• [Records for the task]:
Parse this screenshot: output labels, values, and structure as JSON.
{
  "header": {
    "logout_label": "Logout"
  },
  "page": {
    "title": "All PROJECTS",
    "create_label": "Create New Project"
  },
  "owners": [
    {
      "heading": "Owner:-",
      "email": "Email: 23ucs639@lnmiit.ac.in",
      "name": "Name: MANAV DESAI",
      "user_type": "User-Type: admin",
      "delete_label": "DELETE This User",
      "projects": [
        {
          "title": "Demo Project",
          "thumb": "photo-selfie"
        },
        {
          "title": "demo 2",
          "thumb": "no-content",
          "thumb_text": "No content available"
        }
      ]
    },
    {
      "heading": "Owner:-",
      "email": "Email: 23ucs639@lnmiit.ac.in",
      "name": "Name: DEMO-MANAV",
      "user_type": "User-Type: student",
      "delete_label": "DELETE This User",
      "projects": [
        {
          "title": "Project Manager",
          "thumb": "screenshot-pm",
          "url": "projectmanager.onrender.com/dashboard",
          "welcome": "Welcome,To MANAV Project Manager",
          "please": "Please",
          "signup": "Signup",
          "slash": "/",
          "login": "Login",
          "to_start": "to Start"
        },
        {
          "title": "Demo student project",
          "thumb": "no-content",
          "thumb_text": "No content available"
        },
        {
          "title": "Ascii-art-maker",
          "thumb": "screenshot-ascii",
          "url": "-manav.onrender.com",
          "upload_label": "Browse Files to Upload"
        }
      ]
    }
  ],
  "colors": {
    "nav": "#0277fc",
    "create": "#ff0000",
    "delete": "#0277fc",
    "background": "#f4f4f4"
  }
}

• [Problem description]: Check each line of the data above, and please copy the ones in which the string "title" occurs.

• [Task answer]:
    "title": "All PROJECTS",
          "title": "Demo Project",
          "title": "demo 2",
          "title": "Project Manager",
          "title": "Demo student project",
          "title": "Ascii-art-maker",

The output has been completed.